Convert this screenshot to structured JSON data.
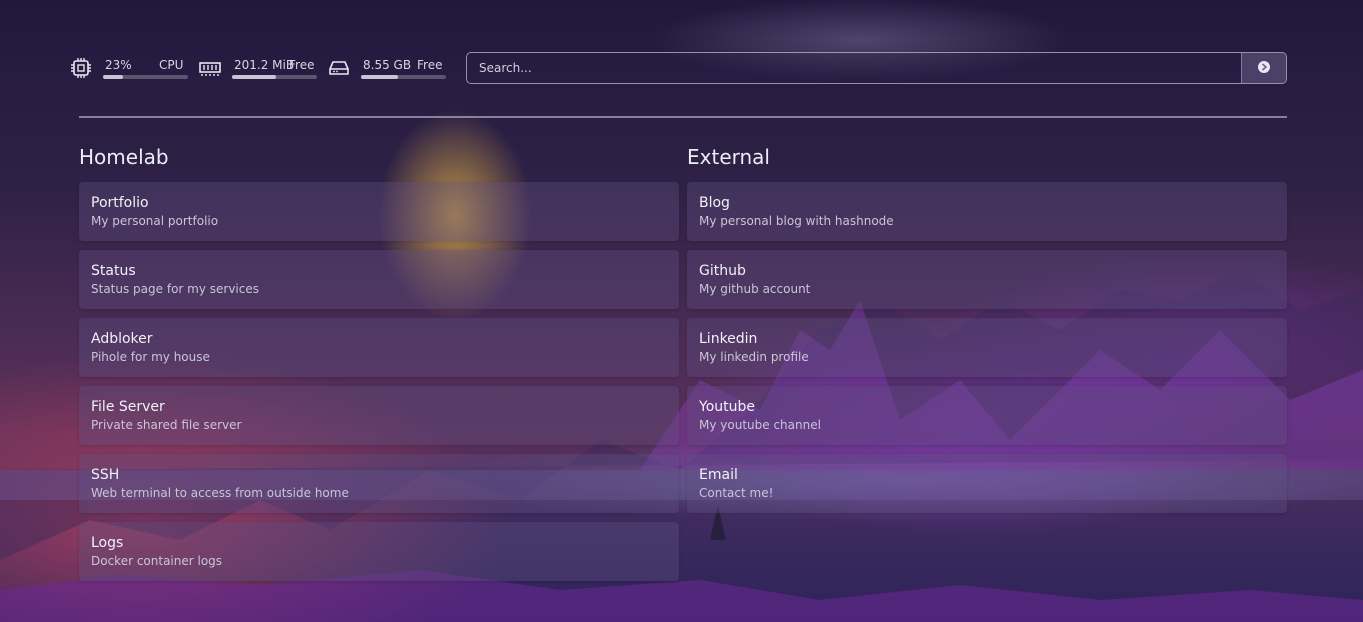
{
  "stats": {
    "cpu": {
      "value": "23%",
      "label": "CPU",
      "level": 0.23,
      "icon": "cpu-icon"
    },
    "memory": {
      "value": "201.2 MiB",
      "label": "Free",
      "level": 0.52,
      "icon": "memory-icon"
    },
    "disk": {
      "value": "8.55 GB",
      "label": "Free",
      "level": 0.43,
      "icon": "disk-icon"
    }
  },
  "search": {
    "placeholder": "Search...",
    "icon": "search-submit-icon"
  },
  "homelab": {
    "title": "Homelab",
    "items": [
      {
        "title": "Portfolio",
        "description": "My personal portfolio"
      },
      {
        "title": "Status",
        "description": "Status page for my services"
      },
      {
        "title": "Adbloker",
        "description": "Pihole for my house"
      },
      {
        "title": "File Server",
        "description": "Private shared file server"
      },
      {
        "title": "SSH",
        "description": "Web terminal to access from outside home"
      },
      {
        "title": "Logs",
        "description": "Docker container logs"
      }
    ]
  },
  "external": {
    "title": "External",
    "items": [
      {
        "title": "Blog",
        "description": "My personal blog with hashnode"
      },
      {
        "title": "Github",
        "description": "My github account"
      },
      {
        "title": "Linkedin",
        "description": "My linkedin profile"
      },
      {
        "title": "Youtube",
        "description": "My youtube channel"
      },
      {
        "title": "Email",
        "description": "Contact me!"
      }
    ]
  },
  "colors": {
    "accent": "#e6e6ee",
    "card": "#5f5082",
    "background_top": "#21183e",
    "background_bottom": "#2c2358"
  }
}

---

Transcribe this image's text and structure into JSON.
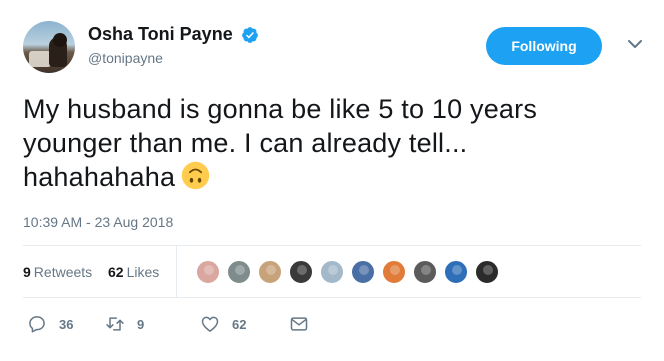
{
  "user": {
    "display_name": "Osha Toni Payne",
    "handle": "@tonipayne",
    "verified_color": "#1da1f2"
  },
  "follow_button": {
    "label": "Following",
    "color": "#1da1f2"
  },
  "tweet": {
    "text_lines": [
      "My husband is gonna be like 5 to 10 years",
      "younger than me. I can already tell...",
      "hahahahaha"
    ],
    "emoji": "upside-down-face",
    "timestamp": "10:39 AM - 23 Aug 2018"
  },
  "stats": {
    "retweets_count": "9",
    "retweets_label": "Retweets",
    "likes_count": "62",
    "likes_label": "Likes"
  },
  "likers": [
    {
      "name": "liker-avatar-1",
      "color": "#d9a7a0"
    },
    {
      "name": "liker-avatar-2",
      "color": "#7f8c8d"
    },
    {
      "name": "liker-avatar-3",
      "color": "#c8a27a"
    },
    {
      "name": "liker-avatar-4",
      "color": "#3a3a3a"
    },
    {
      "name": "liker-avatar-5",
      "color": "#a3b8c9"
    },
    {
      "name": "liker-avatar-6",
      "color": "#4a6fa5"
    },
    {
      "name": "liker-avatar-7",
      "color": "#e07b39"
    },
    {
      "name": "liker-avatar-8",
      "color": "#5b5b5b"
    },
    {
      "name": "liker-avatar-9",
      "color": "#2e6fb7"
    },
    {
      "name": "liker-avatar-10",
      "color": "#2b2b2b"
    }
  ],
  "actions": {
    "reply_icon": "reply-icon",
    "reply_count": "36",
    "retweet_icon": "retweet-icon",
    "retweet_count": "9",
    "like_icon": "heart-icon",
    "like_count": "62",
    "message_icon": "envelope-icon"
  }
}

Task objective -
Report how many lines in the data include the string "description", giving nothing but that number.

Solution to this problem -
11